WHAT IS REQUIRED
Retype the whole listing verbatim and keep the pictures out of it.

SOURCE DATA
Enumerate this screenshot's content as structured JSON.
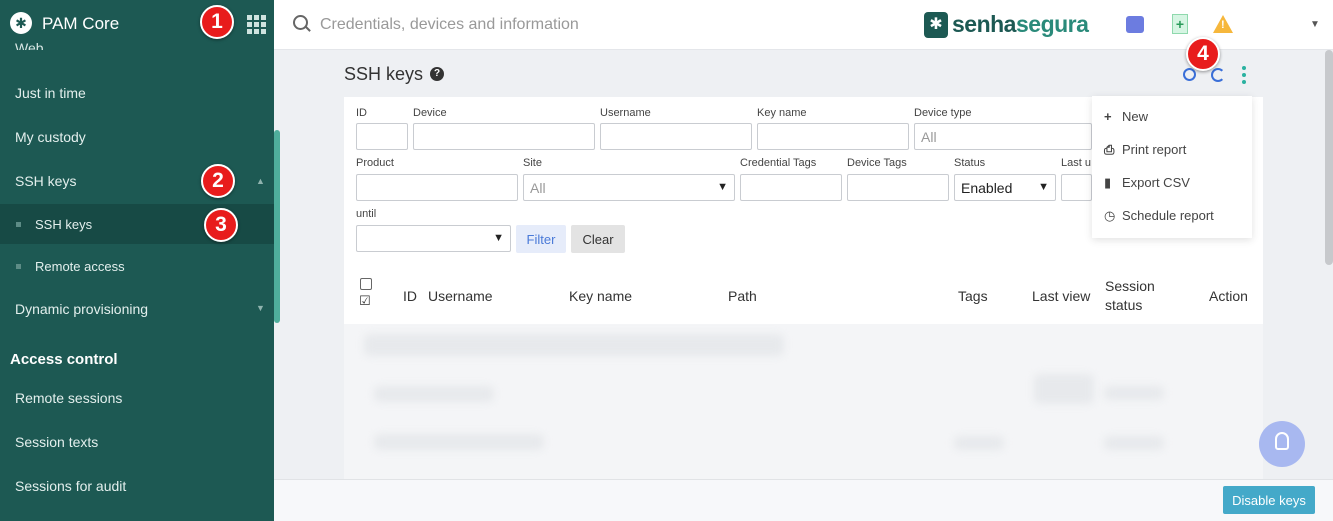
{
  "sidebar": {
    "app_title": "PAM Core",
    "partial_item": "Web",
    "items": {
      "just_in_time": "Just in time",
      "my_custody": "My custody",
      "ssh_keys": "SSH keys",
      "ssh_keys_sub": "SSH keys",
      "remote_access": "Remote access",
      "dynamic_provisioning": "Dynamic provisioning"
    },
    "section_access_control": "Access control",
    "access_items": {
      "remote_sessions": "Remote sessions",
      "session_texts": "Session texts",
      "sessions_for_audit": "Sessions for audit"
    }
  },
  "topbar": {
    "search_placeholder": "Credentials, devices and information",
    "brand_part1": "senha",
    "brand_part2": "segura"
  },
  "page": {
    "title": "SSH keys"
  },
  "filters": {
    "id": "ID",
    "device": "Device",
    "username": "Username",
    "key_name": "Key name",
    "device_type": "Device type",
    "device_type_value": "All",
    "product": "Product",
    "site": "Site",
    "site_value": "All",
    "credential_tags": "Credential Tags",
    "device_tags": "Device Tags",
    "status": "Status",
    "status_value": "Enabled",
    "last_u": "Last u",
    "until": "until",
    "filter_btn": "Filter",
    "clear_btn": "Clear"
  },
  "table": {
    "columns": {
      "id": "ID",
      "username": "Username",
      "key_name": "Key name",
      "path": "Path",
      "tags": "Tags",
      "last_view": "Last view",
      "session_status_1": "Session",
      "session_status_2": "status",
      "action": "Action"
    }
  },
  "menu": {
    "new": "New",
    "print_report": "Print report",
    "export_csv": "Export CSV",
    "schedule_report": "Schedule report"
  },
  "footer": {
    "disable_keys": "Disable keys"
  },
  "badges": [
    "1",
    "2",
    "3",
    "4"
  ]
}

OUTPUT
Enumerate this screenshot's content as structured JSON.
{
  "sidebar": {
    "app_title": "PAM Core",
    "partial_item": "Web",
    "items": {
      "just_in_time": "Just in time",
      "my_custody": "My custody",
      "ssh_keys": "SSH keys",
      "ssh_keys_sub": "SSH keys",
      "remote_access": "Remote access",
      "dynamic_provisioning": "Dynamic provisioning"
    },
    "section_access_control": "Access control",
    "access_items": {
      "remote_sessions": "Remote sessions",
      "session_texts": "Session texts",
      "sessions_for_audit": "Sessions for audit"
    }
  },
  "topbar": {
    "search_placeholder": "Credentials, devices and information",
    "brand_part1": "senha",
    "brand_part2": "segura"
  },
  "page": {
    "title": "SSH keys"
  },
  "filters": {
    "id": "ID",
    "device": "Device",
    "username": "Username",
    "key_name": "Key name",
    "device_type": "Device type",
    "device_type_value": "All",
    "product": "Product",
    "site": "Site",
    "site_value": "All",
    "credential_tags": "Credential Tags",
    "device_tags": "Device Tags",
    "status": "Status",
    "status_value": "Enabled",
    "last_u": "Last u",
    "until": "until",
    "filter_btn": "Filter",
    "clear_btn": "Clear"
  },
  "table": {
    "columns": {
      "id": "ID",
      "username": "Username",
      "key_name": "Key name",
      "path": "Path",
      "tags": "Tags",
      "last_view": "Last view",
      "session_status_1": "Session",
      "session_status_2": "status",
      "action": "Action"
    }
  },
  "menu": {
    "new": "New",
    "print_report": "Print report",
    "export_csv": "Export CSV",
    "schedule_report": "Schedule report"
  },
  "footer": {
    "disable_keys": "Disable keys"
  },
  "badges": [
    "1",
    "2",
    "3",
    "4"
  ]
}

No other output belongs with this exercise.